MicRhoGAM can be used before and after conception. It is known that this medicine will not harm a child during or after pregnancy. Tell your doctor that you plan to get pregnant or are currently pregnant if this medicine is being used to correct a blood transfusion mismatch. You must inform your doctor, if you're an Rh-negative, if you were ever exposed to Rh+ blood during the course of your life. This can include exposure through a transfusion that was not matched or even exposure during your first pregnancy. Notify your doctor of any exposure to Rh-positive blood in your past, such as mismatched transfusions or any exposure during your first pregnancy. MicRhoGAM comes from plasma, which is a part of the blood that may contain infectious agents and viruses. The plasma donated is treated and tested to minimize the possibility of containing any infectious agents. However, there's still a chance that it may transmit disease. Speak to your doctor regarding the benefits and risks of this drug.
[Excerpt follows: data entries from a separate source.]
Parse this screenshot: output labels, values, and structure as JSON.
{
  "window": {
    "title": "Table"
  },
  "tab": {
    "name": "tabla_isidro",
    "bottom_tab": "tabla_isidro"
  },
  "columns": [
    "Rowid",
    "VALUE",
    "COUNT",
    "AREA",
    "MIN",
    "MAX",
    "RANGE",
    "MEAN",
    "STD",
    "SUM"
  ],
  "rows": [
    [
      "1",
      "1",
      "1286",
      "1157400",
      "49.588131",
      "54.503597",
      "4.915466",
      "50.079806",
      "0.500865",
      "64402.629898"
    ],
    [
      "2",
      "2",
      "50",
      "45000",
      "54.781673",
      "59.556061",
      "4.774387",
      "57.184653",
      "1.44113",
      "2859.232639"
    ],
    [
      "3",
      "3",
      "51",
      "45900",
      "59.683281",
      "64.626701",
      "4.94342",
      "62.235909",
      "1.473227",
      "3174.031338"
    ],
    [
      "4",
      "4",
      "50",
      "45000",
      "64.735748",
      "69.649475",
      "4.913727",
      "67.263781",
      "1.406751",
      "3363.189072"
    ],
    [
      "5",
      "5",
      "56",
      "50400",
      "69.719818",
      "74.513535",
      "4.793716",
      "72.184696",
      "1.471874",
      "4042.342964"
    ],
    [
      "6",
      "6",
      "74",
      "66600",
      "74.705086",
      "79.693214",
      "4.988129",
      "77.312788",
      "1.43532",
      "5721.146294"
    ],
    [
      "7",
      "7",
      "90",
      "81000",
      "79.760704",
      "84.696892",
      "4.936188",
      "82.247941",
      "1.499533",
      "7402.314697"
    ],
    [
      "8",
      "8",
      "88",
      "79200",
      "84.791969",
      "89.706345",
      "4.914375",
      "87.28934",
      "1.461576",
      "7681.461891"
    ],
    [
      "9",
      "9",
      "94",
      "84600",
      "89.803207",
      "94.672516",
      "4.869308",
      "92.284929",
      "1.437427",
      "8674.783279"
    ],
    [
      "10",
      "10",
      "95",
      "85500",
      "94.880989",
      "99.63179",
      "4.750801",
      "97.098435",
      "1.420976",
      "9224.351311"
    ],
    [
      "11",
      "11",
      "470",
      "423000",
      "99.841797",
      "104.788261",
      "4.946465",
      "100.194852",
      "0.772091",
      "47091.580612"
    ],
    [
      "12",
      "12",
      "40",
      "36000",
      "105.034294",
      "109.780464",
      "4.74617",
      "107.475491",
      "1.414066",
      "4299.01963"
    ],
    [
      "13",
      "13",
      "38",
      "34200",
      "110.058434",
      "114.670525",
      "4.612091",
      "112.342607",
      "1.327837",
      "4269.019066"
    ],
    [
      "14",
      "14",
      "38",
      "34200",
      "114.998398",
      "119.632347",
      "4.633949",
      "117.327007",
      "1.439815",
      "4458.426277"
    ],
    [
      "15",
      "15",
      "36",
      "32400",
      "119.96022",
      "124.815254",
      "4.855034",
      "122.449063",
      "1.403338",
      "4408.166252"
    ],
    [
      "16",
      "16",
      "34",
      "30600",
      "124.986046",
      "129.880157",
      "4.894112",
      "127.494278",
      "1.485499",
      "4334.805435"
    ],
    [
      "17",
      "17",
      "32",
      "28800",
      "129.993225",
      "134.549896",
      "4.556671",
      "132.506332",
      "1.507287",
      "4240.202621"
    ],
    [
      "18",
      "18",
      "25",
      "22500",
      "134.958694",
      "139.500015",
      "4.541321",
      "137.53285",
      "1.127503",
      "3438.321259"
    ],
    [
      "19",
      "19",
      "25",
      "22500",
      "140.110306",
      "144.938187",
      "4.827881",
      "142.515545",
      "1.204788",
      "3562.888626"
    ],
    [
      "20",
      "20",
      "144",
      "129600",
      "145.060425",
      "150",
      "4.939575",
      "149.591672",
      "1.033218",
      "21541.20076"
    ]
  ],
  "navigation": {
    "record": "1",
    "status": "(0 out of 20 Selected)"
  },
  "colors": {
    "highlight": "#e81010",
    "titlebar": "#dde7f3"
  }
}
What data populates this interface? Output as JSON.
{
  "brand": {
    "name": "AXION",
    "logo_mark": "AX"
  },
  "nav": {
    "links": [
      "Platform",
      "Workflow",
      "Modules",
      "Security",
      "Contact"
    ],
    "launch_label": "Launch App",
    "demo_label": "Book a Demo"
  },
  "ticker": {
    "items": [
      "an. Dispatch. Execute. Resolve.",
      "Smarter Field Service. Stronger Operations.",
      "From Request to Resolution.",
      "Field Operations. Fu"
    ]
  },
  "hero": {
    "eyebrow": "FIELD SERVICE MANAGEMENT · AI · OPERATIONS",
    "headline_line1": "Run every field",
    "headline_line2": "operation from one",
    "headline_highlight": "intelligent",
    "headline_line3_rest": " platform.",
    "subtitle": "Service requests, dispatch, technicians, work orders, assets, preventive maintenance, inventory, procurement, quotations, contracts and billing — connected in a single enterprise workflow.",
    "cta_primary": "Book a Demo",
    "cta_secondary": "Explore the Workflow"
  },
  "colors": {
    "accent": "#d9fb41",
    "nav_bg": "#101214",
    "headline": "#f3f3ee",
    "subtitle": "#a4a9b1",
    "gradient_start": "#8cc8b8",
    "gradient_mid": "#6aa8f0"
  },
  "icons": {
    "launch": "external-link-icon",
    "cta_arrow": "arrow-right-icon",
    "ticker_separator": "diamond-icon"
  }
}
How to take MicRhoGAM?

MicRhoGAM can be injected directly into the muscle or vein. This injection will be given in a hospital or clinic setting. After receiving immune globulin, your vital signs, such as breathing, blood oxygen level, and others, will be closely monitored. You may need to have your urine tested at least every 8 hours. MicRhoGAM can be given to treat pregnancy at intervals of about every two weeks during the second half and after birth. The medicine can be given to treat a mismatched transfusion when the symptoms of an allergic reaction appear (when your body begins producing Rh antibodies). You may require frequent blood tests to ensure that this medication is working for you. Your doctor will determine the length of treatment based on your blood tests, even if you don't notice any changes in symptoms. MicRhoGAM may cause false test results for certain lab tests that measure glucose (sugar).Inform any physician treating you of your use.

What happens if I miss the dose?

If you are unable to attend your MicRhoGAM appointment, call your doctor and ask for directions.

What happens if I overdose?

Contact 1-800-222-1222 immediately in case of poisoning and for immediate medical attention.

What happens if I overdose?

After treatment with MicRhoGAM, do not get a live vaccine. The vaccine might not be as effective during this period, and you may not get full protection from the disease. The live vaccines are measles (MMR), rubella, mumps (R), typhoid (chickenpox), varicella (shingles), and the nasal flu vaccine (influenza).

Interaction with other drug

Other medications, such as prescription drugs, over-the-counter products, vitamins, and herbal remedies, may also interact with D-RHO immune globulin. Inform your healthcare providers of all the medicines that you are currently taking and those that you plan to start using.